Would you output the following records verbatim and skip the images in them?

======== DATA SUPPLIED ========

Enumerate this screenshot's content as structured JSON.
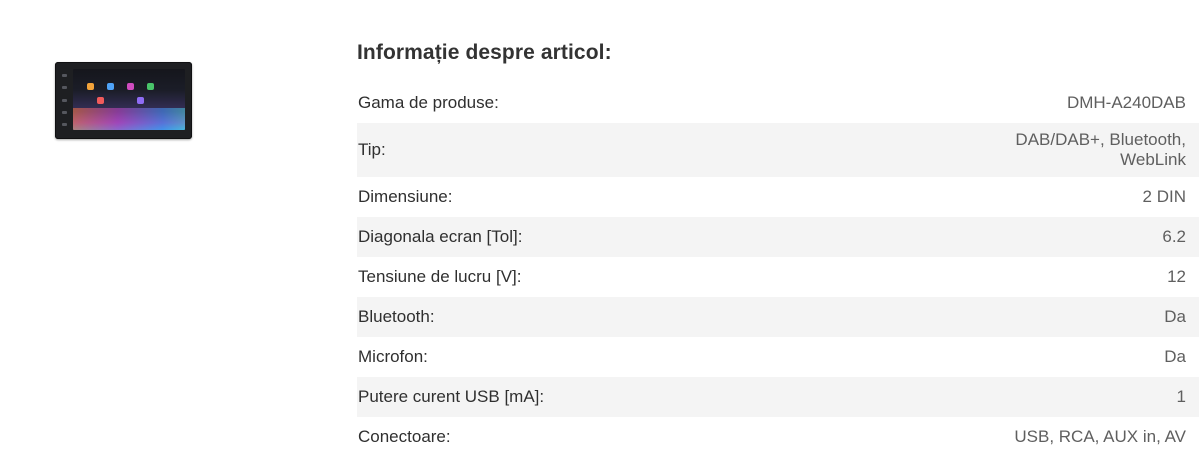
{
  "product": {
    "image_alt": "Pioneer DMH-A240DAB",
    "icon_colors": [
      "#f2a33a",
      "#4fa3f7",
      "#d04cc0",
      "#49c46a",
      "#f25b5b",
      "#8f6cf5"
    ]
  },
  "info": {
    "title": "Informație despre articol:",
    "rows": [
      {
        "label": "Gama de produse:",
        "value": "DMH-A240DAB"
      },
      {
        "label": "Tip:",
        "value": "DAB/DAB+, Bluetooth, WebLink"
      },
      {
        "label": "Dimensiune:",
        "value": "2 DIN"
      },
      {
        "label": "Diagonala ecran [Tol]:",
        "value": "6.2"
      },
      {
        "label": "Tensiune de lucru [V]:",
        "value": "12"
      },
      {
        "label": "Bluetooth:",
        "value": "Da"
      },
      {
        "label": "Microfon:",
        "value": "Da"
      },
      {
        "label": "Putere curent USB [mA]:",
        "value": "1"
      },
      {
        "label": "Conectoare:",
        "value": "USB, RCA, AUX in, AV"
      }
    ]
  }
}
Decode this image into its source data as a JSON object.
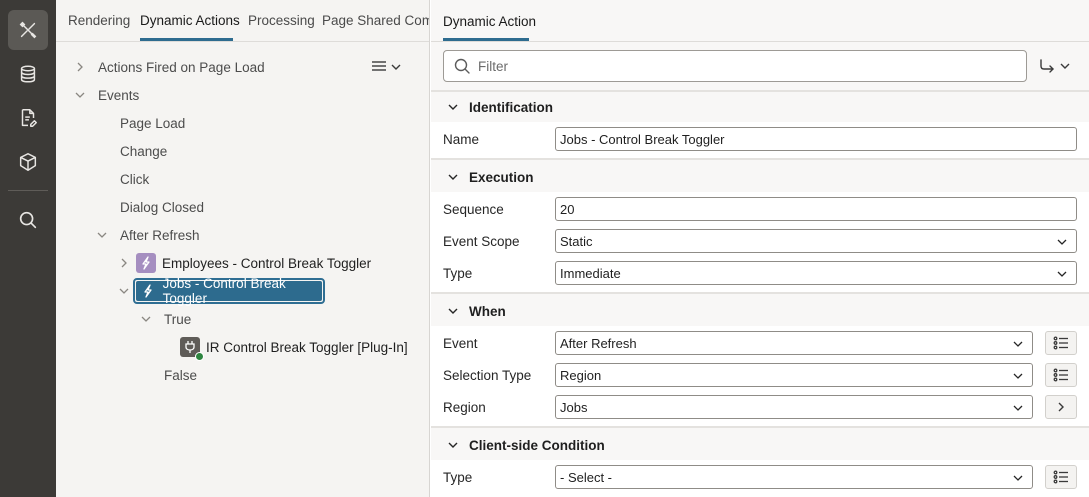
{
  "toolbar": {
    "items": [
      {
        "icon": "tools-icon",
        "active": true
      },
      {
        "icon": "database-icon",
        "active": false
      },
      {
        "icon": "page-edit-icon",
        "active": false
      },
      {
        "icon": "package-icon",
        "active": false
      },
      {
        "icon": "search-icon",
        "active": false
      }
    ]
  },
  "tree": {
    "tabs": [
      "Rendering",
      "Dynamic Actions",
      "Processing",
      "Page Shared Components"
    ],
    "active_tab": "Dynamic Actions",
    "nodes": {
      "actions_fired": "Actions Fired on Page Load",
      "events": "Events",
      "page_load": "Page Load",
      "change": "Change",
      "click": "Click",
      "dialog_closed": "Dialog Closed",
      "after_refresh": "After Refresh",
      "employees_da": "Employees - Control Break Toggler",
      "jobs_da": "Jobs - Control Break Toggler",
      "true_branch": "True",
      "plugin_action": "IR Control Break Toggler [Plug-In]",
      "false_branch": "False"
    },
    "selected": "Jobs - Control Break Toggler"
  },
  "property_editor": {
    "tab": "Dynamic Action",
    "filter_placeholder": "Filter",
    "groups": {
      "identification": {
        "title": "Identification",
        "name_label": "Name",
        "name_value": "Jobs - Control Break Toggler"
      },
      "execution": {
        "title": "Execution",
        "sequence_label": "Sequence",
        "sequence_value": "20",
        "event_scope_label": "Event Scope",
        "event_scope_value": "Static",
        "type_label": "Type",
        "type_value": "Immediate"
      },
      "when": {
        "title": "When",
        "event_label": "Event",
        "event_value": "After Refresh",
        "selection_type_label": "Selection Type",
        "selection_type_value": "Region",
        "region_label": "Region",
        "region_value": "Jobs"
      },
      "client_condition": {
        "title": "Client-side Condition",
        "type_label": "Type",
        "type_value": "- Select -"
      }
    }
  },
  "colors": {
    "toolbar_bg": "#3c3a37",
    "accent": "#2d6b8e",
    "da_icon": "#a58ec0"
  }
}
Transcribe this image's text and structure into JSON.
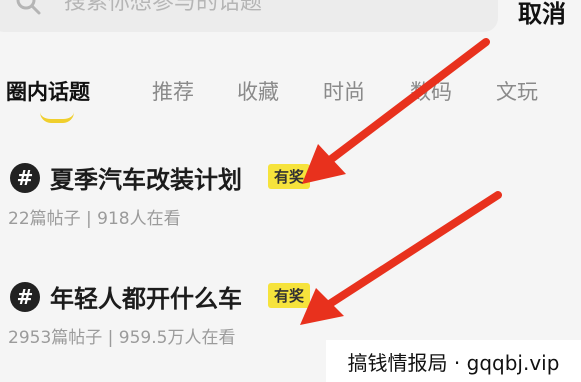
{
  "search": {
    "placeholder": "搜索你想参与的话题",
    "cancel_label": "取消"
  },
  "tabs": [
    {
      "label": "圈内话题",
      "active": true
    },
    {
      "label": "推荐",
      "active": false
    },
    {
      "label": "收藏",
      "active": false
    },
    {
      "label": "时尚",
      "active": false
    },
    {
      "label": "数码",
      "active": false
    },
    {
      "label": "文玩",
      "active": false
    }
  ],
  "topics": [
    {
      "icon": "#",
      "title": "夏季汽车改装计划",
      "badge": "有奖",
      "meta": "22篇帖子 | 918人在看"
    },
    {
      "icon": "#",
      "title": "年轻人都开什么车",
      "badge": "有奖",
      "meta": "2953篇帖子 | 959.5万人在看"
    }
  ],
  "watermark": {
    "text": "搞钱情报局 · gqqbj.vip"
  },
  "colors": {
    "accent": "#f0cf2d",
    "badge": "#f6e33c",
    "arrow": "#e8311d"
  }
}
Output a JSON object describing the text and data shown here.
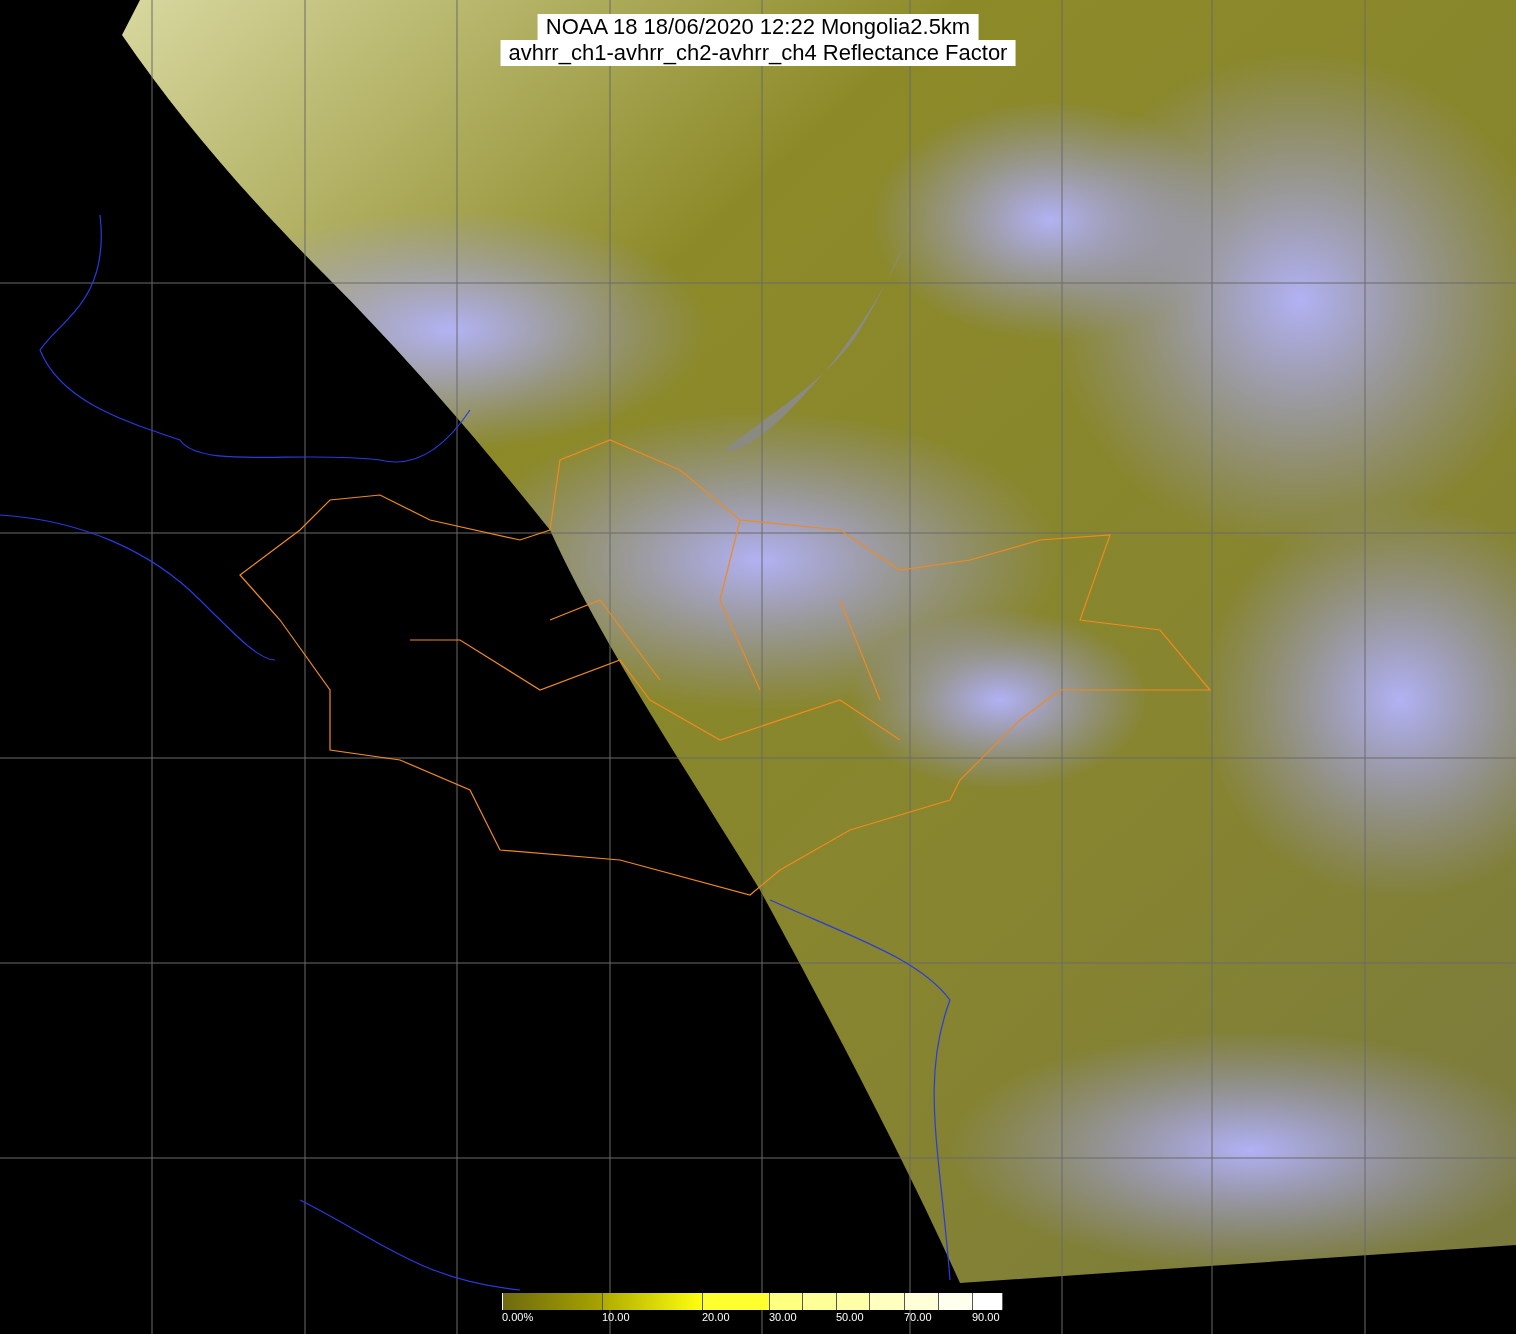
{
  "title": {
    "lines": [
      "NOAA 18 18/06/2020 12:22 Mongolia2.5km",
      "avhrr_ch1-avhrr_ch2-avhrr_ch4 Reflectance Factor"
    ]
  },
  "colorbar": {
    "labels": [
      "0.00%",
      "10.00",
      "20.00",
      "30.00",
      "50.00",
      "70.00",
      "90.00"
    ]
  }
}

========

• [EXPECTED ANSWER]
Enumerate this screenshot's content as structured JSON.
{
  "product": {
    "image_alt": "Pioneer DMH-A240DAB",
    "icon_colors": [
      "#f2a33a",
      "#4fa3f7",
      "#d04cc0",
      "#49c46a",
      "#f25b5b",
      "#8f6cf5"
    ]
  },
  "info": {
    "title": "Informație despre articol:",
    "rows": [
      {
        "label": "Gama de produse:",
        "value": "DMH-A240DAB"
      },
      {
        "label": "Tip:",
        "value": "DAB/DAB+, Bluetooth, WebLink"
      },
      {
        "label": "Dimensiune:",
        "value": "2 DIN"
      },
      {
        "label": "Diagonala ecran [Tol]:",
        "value": "6.2"
      },
      {
        "label": "Tensiune de lucru [V]:",
        "value": "12"
      },
      {
        "label": "Bluetooth:",
        "value": "Da"
      },
      {
        "label": "Microfon:",
        "value": "Da"
      },
      {
        "label": "Putere curent USB [mA]:",
        "value": "1"
      },
      {
        "label": "Conectoare:",
        "value": "USB, RCA, AUX in, AV"
      }
    ]
  }
}
Decode this image into its source data as a JSON object.
{
  "toolbar": {
    "items": [
      {
        "icon": "tools-icon",
        "active": true
      },
      {
        "icon": "database-icon",
        "active": false
      },
      {
        "icon": "page-edit-icon",
        "active": false
      },
      {
        "icon": "package-icon",
        "active": false
      },
      {
        "icon": "search-icon",
        "active": false
      }
    ]
  },
  "tree": {
    "tabs": [
      "Rendering",
      "Dynamic Actions",
      "Processing",
      "Page Shared Components"
    ],
    "active_tab": "Dynamic Actions",
    "nodes": {
      "actions_fired": "Actions Fired on Page Load",
      "events": "Events",
      "page_load": "Page Load",
      "change": "Change",
      "click": "Click",
      "dialog_closed": "Dialog Closed",
      "after_refresh": "After Refresh",
      "employees_da": "Employees - Control Break Toggler",
      "jobs_da": "Jobs - Control Break Toggler",
      "true_branch": "True",
      "plugin_action": "IR Control Break Toggler [Plug-In]",
      "false_branch": "False"
    },
    "selected": "Jobs - Control Break Toggler"
  },
  "property_editor": {
    "tab": "Dynamic Action",
    "filter_placeholder": "Filter",
    "groups": {
      "identification": {
        "title": "Identification",
        "name_label": "Name",
        "name_value": "Jobs - Control Break Toggler"
      },
      "execution": {
        "title": "Execution",
        "sequence_label": "Sequence",
        "sequence_value": "20",
        "event_scope_label": "Event Scope",
        "event_scope_value": "Static",
        "type_label": "Type",
        "type_value": "Immediate"
      },
      "when": {
        "title": "When",
        "event_label": "Event",
        "event_value": "After Refresh",
        "selection_type_label": "Selection Type",
        "selection_type_value": "Region",
        "region_label": "Region",
        "region_value": "Jobs"
      },
      "client_condition": {
        "title": "Client-side Condition",
        "type_label": "Type",
        "type_value": "- Select -"
      }
    }
  },
  "colors": {
    "toolbar_bg": "#3c3a37",
    "accent": "#2d6b8e",
    "da_icon": "#a58ec0"
  }
}
Transcribe this image's text and structure into JSON.
{
  "search": {
    "placeholder": "搜索你想参与的话题",
    "cancel_label": "取消"
  },
  "tabs": [
    {
      "label": "圈内话题",
      "active": true
    },
    {
      "label": "推荐",
      "active": false
    },
    {
      "label": "收藏",
      "active": false
    },
    {
      "label": "时尚",
      "active": false
    },
    {
      "label": "数码",
      "active": false
    },
    {
      "label": "文玩",
      "active": false
    }
  ],
  "topics": [
    {
      "icon": "#",
      "title": "夏季汽车改装计划",
      "badge": "有奖",
      "meta": "22篇帖子 | 918人在看"
    },
    {
      "icon": "#",
      "title": "年轻人都开什么车",
      "badge": "有奖",
      "meta": "2953篇帖子 | 959.5万人在看"
    }
  ],
  "watermark": {
    "text": "搞钱情报局 · gqqbj.vip"
  },
  "colors": {
    "accent": "#f0cf2d",
    "badge": "#f6e33c",
    "arrow": "#e8311d"
  }
}
Output a JSON object describing the text and data shown here.
{
  "title": {
    "lines": [
      "NOAA 18 18/06/2020 12:22 Mongolia2.5km",
      "avhrr_ch1-avhrr_ch2-avhrr_ch4 Reflectance Factor"
    ]
  },
  "colorbar": {
    "labels": [
      "0.00%",
      "10.00",
      "20.00",
      "30.00",
      "50.00",
      "70.00",
      "90.00"
    ]
  }
}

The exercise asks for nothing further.